We hear countless times on our helpline, 'Who will believe me? He's a pillar of the community.' It's that old-fashioned idea of the street angel and house devil
In the noncelebrity realm, perceptions of power and status certainly play their part.
“We hear countless times on our helpline, ‘Who will believe me? He’s a pillar of the community.’ It’s that old-fashioned idea of the street angel and house devil. When everyone seems to love and respect them, that’s a deliberate tactic on the part of the perpetrator. A counternarrative to this is vital. Help and support are there for those being victimised. We will believe you, and you are not alone.”
Benson adds: “The message that is increasingly coming to the fore is that someone may be brilliant and talented but that doesn’t mean it gives them permission to behave in an abusive, criminal way. There are so many people in art or music or movies who are talented and simply do not lash out and hurt the person beside them.”
Grainger says: "In my opinion, perpetrators don't change. In the case of [some celebrities] there's a touch of arrogance there. They think they're so well known, 'They're not going to touch me.' They have their public-relations people to help them, but they rehabilitate on the outside. They don't rehabilitate at home. To me it doesn't matter if you're famous or not: you will never truly rehabilitate if you're a perpetrator of domestic violence."

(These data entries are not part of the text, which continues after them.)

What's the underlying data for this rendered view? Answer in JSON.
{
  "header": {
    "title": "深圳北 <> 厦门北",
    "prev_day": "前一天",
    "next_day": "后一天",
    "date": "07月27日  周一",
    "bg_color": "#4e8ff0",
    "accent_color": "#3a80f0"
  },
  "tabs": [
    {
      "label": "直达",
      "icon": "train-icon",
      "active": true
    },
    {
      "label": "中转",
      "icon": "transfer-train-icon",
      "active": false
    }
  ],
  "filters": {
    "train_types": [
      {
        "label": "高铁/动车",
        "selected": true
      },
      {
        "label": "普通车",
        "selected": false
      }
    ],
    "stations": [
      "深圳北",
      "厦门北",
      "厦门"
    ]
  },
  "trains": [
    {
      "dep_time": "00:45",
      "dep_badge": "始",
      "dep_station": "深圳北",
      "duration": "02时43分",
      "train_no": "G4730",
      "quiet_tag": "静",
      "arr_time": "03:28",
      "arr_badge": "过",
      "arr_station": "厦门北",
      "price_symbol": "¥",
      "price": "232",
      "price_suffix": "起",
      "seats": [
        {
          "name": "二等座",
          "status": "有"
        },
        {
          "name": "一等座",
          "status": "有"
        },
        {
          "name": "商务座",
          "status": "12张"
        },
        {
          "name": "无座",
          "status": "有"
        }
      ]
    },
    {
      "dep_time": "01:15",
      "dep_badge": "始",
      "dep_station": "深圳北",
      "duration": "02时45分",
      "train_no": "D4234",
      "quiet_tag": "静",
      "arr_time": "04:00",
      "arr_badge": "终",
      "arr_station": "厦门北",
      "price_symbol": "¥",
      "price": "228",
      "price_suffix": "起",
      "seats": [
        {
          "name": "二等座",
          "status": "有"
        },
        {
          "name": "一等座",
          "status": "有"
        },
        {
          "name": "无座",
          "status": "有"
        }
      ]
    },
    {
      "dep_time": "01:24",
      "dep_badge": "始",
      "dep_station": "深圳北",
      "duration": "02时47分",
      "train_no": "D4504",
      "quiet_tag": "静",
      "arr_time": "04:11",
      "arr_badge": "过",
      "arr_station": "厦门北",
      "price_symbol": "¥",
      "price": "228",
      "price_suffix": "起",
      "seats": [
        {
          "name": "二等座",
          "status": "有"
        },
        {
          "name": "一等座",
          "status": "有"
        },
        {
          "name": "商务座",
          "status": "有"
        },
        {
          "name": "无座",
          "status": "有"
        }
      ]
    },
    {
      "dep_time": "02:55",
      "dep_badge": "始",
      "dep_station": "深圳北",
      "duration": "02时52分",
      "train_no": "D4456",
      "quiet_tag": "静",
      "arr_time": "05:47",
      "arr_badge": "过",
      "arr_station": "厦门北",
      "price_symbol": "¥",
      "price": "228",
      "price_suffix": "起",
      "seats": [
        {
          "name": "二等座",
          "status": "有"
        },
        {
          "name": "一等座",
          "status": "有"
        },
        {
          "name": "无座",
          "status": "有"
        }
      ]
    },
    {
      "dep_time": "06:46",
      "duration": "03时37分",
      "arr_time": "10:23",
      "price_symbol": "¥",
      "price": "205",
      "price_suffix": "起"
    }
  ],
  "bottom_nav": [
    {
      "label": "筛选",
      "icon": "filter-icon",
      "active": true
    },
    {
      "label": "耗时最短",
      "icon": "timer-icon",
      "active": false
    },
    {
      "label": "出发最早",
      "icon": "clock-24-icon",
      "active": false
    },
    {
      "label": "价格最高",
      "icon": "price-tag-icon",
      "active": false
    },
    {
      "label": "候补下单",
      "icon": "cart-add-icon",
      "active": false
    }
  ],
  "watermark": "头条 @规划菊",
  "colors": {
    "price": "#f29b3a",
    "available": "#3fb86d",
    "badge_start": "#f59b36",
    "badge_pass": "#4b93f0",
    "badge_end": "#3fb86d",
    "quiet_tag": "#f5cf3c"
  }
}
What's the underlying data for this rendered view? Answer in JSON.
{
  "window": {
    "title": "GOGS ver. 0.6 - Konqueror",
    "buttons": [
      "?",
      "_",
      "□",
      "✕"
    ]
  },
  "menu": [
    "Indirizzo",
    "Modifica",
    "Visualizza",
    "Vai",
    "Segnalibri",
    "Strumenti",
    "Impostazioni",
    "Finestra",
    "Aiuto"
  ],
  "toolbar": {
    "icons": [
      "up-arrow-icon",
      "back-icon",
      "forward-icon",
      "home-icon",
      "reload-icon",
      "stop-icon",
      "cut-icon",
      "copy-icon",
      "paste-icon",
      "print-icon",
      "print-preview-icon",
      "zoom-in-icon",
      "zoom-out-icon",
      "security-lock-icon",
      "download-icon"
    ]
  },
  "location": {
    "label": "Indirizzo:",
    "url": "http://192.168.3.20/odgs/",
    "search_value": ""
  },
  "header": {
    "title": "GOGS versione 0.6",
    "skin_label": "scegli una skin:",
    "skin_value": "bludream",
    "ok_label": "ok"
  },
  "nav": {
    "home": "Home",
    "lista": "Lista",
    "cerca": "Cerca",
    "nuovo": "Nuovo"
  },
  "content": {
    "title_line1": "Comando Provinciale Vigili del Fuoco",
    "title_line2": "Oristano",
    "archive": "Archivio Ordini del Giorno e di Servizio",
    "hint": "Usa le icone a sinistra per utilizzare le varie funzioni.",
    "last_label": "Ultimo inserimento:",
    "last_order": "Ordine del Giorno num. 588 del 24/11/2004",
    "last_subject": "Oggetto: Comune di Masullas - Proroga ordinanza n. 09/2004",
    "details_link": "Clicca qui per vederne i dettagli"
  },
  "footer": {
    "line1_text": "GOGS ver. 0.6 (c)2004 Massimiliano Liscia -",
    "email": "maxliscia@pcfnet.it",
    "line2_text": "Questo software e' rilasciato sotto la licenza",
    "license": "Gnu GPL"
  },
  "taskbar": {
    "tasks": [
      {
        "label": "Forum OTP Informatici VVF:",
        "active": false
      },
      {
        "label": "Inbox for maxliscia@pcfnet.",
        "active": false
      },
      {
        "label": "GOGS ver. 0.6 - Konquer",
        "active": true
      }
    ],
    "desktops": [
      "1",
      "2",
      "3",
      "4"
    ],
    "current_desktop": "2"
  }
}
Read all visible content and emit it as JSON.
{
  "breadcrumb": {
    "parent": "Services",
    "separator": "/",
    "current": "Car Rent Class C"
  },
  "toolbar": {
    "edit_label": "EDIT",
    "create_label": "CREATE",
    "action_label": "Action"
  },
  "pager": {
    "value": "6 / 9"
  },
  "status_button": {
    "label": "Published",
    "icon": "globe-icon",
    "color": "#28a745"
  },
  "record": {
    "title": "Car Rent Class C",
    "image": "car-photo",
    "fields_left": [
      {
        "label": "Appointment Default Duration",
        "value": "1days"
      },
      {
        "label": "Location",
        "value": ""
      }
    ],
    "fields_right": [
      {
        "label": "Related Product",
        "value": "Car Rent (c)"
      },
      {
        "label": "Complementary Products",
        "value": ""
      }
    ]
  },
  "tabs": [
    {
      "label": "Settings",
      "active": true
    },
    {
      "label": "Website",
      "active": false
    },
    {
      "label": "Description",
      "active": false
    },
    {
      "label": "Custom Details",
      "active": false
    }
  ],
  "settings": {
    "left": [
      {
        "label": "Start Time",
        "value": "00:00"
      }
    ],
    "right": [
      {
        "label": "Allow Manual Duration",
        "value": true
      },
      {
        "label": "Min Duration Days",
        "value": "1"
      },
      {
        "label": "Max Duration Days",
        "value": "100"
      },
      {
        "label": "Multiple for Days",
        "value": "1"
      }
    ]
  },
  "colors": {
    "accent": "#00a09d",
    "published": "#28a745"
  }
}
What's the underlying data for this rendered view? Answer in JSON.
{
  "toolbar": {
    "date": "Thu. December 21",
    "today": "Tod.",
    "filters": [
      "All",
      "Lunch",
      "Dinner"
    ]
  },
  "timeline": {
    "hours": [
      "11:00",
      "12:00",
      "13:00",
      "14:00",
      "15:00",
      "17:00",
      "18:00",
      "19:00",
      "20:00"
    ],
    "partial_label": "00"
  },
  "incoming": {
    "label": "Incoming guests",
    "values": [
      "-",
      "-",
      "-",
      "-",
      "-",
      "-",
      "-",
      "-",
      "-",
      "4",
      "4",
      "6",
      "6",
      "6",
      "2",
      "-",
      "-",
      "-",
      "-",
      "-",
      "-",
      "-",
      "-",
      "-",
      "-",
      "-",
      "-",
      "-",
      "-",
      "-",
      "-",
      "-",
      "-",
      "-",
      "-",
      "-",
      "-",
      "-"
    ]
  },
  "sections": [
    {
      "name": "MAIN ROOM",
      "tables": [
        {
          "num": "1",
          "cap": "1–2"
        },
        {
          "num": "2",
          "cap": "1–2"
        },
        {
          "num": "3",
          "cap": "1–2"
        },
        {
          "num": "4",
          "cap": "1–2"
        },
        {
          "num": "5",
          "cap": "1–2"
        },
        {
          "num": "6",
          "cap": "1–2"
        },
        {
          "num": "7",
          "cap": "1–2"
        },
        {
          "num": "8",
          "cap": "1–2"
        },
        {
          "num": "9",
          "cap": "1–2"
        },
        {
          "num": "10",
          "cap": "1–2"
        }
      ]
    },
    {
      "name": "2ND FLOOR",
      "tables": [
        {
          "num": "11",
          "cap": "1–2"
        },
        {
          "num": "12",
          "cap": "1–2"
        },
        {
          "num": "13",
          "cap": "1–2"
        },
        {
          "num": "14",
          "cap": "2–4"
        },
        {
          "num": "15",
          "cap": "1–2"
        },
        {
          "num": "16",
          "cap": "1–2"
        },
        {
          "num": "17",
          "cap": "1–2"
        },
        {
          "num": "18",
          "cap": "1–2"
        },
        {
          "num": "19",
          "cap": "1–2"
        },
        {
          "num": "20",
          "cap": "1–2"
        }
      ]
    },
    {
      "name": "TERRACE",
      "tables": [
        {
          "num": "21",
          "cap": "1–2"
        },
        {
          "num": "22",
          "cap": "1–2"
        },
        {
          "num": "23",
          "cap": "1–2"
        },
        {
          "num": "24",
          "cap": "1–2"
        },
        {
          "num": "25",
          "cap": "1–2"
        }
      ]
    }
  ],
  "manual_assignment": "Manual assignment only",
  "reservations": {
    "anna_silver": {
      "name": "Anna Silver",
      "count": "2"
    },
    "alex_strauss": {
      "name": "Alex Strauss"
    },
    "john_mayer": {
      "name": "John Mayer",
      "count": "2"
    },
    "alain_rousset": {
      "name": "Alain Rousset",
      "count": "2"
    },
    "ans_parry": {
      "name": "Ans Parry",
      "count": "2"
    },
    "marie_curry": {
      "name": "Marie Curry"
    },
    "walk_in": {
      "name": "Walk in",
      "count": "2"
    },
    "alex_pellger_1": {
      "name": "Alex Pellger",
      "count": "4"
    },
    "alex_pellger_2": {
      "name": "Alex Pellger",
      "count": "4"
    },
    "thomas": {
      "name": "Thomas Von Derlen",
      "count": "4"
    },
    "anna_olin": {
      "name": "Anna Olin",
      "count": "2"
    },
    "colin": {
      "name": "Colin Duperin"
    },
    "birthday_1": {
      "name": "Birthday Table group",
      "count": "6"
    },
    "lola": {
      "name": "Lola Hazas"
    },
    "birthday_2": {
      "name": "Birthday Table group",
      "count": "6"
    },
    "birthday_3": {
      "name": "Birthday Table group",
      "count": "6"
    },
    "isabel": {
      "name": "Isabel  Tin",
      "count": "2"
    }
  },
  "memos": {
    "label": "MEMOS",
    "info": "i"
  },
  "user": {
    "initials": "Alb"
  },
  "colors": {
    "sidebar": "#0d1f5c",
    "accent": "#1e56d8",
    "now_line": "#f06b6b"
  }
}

If you are affected by the issues in this article, you can contact the Women's Aid 24-hour helpline on 1800-341900. Stop Domestic Violence in Ireland can be contacted at email@example.com